Wednesday, February 29, 2012

Early diphtheria-tetanus-pertussis vaccination associated with higher female mortality and no difference in male mortality/ Arch Disease Childhood

Peter Aaby's group from Statens Serum Institute, Denmark, has been studying the effects of many vaccines in African children for many years.  The group has found some similar results in the past.  The fact that they continue to see the same effect (huge increases in death rates in young vaccinated female infants, increases not seen in unvaccinated females) is extremely troubling, and calls into question the rationale for early female DPT vaccinations in countries with already high mortality rates.

From the original article:  Early diphtheria-tetanus-pertussis vaccination associated with higher female mortality and no difference in male mortality in a cohort of low birthweight children: an observational study within a randomised trial:

What is already known on this topic

  • Live vaccines such as measles vaccine and Bacille Calmette-Guerin have non-specific beneficial effects in areas with high mortality.
  • Previous studies from several low-income African countries have suggested that inactivated vaccines, including diphtheria-tetanus-pertussis (DTP), may have non-specific negative effects for survival of girls.
  • WHO sponsored studies which have found a beneficial effect of DTP have major methodological problems.

What this study adds

  • Adjusted for nutritional status, DTP vaccinated children, particularly girls, had threefold higher mortality between 2 and 6 months of age.
  • Nutritional status was a strong predictor of mortality among boys but not girls.
  • There is a continuing contradiction between studies of DTP from low-income countries and current policy.

    "Adjusting for mid upper arm circumference (a surrogate measure of nutritional status), the overall effect for DTP vaccinated children was 2.62 (95% CI 1.34 to 5.09); the death rate ratio was 5.68 (95% CI 1.83 to 17.7) for girls and 1.29 (95% CI 0.56 to 2.97) for boys (p=0.023, homogeneity test). While anthropometric indices were a strong predictor of mortality among boys, there was little or no association for girls."

    [If these adjustments are accurate, it seems both girls and boys died at higher than expected rates.--Nass]

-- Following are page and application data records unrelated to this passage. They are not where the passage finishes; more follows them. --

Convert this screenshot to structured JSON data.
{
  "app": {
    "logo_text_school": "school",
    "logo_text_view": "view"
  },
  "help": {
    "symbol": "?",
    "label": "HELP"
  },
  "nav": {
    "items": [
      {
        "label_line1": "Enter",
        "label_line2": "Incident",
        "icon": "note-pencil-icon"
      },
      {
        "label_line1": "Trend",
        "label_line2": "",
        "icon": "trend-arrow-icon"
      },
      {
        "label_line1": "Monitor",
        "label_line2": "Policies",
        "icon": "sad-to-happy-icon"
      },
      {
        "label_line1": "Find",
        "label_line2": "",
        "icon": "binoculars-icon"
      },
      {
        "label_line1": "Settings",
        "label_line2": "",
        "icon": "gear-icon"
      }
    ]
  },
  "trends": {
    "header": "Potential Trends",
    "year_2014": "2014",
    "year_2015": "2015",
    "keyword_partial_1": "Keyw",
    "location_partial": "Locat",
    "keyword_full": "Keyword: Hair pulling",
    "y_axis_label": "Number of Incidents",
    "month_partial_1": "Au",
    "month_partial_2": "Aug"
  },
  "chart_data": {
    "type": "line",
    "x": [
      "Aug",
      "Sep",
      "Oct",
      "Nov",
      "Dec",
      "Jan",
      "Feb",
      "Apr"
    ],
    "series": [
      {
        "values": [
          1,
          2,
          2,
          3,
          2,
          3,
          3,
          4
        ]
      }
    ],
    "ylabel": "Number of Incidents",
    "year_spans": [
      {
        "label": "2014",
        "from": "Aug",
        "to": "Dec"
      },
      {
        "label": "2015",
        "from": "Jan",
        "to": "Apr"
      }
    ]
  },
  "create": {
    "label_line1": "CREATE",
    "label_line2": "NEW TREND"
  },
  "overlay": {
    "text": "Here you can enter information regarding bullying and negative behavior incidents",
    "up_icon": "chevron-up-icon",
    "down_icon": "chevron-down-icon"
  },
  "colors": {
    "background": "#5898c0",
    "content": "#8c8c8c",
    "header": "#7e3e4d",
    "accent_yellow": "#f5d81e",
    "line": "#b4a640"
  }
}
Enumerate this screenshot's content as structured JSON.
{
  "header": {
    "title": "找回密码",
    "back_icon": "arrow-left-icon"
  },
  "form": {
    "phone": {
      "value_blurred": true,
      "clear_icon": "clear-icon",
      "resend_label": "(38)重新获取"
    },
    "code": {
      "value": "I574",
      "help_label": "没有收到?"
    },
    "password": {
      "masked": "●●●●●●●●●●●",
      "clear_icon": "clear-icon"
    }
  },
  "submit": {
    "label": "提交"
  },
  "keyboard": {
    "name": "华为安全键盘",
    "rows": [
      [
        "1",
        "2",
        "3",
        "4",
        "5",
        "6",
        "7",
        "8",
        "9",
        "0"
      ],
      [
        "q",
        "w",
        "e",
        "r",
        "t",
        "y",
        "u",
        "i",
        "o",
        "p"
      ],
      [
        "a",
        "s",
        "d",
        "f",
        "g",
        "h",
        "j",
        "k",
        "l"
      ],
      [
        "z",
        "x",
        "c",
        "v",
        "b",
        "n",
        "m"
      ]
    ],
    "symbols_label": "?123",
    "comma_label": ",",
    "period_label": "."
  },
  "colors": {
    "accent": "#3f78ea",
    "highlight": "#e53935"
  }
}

1 comment:

Meryl Nass, M.D. said...

Studied in a different way, Aaby's group found up to a 20-fold increase in female twin mortality after MMR compared to its male twin.

Int J Epidemiol. 2004 Apr;33(2):367-73.
Divergent female-male mortality ratios associated with different routine vaccinations among female-male twin pairs.
Aaby P1, Jensen H, Rodrigues A, Garly ML, Benn CS, Lisse IM, Simondon F.
Author information
Observational studies have suggested that vaccinations have non-specific effects that differ by sex. In the absence of randomized trials, studies of female-male twin pairs would allow us to investigate whether an intervention had sex-specific effects on survival. We therefore examined mortality patterns among female-male twin pairs according to vaccination status. Design We identified female-male twin pairs using the population registers from one urban district and three rural studies from Guinea-Bissau and Senegal and examined the female-male mortality ratio (MR) according to the last vaccine received among pairs in which a death occurred before 18 months of age. As background information, we examined sex- and age-specific mortality patterns in the pre-vaccination era. Subjects In all, 626 female-male twin pairs identified between 1978 and 2000.
There was no sex difference in mortality for boys and girls in the pre-vaccination era. In the combined analysis of all studies, the female-male MR was 0.25 (95% CI: 0.05, 0.93) for pairs having received Bacille Calmette-Guerin (BCG) as the last vaccine, 7.33 (95% CI: 2.20, 38.3) for pairs having received diphtheria, tetanus, pertussis (DTP) as the last vaccine, and 0.40 (95% CI: 0.04, 2.44) for pairs having received measles vaccine as the last vaccine. The female-male MR varied significantly for BCG compared with DTP (exact test of homogeneity, P < 0.001) and for DTP compared with measles vaccine (exact test of homogeneity, P = 0.001).
Non-specific effects of routine vaccinations are likely to be important and influence sex-specific mortality patterns in areas with high mortality. The effects of vaccines need to be considered in the planning of immunization programmes for low-income countries.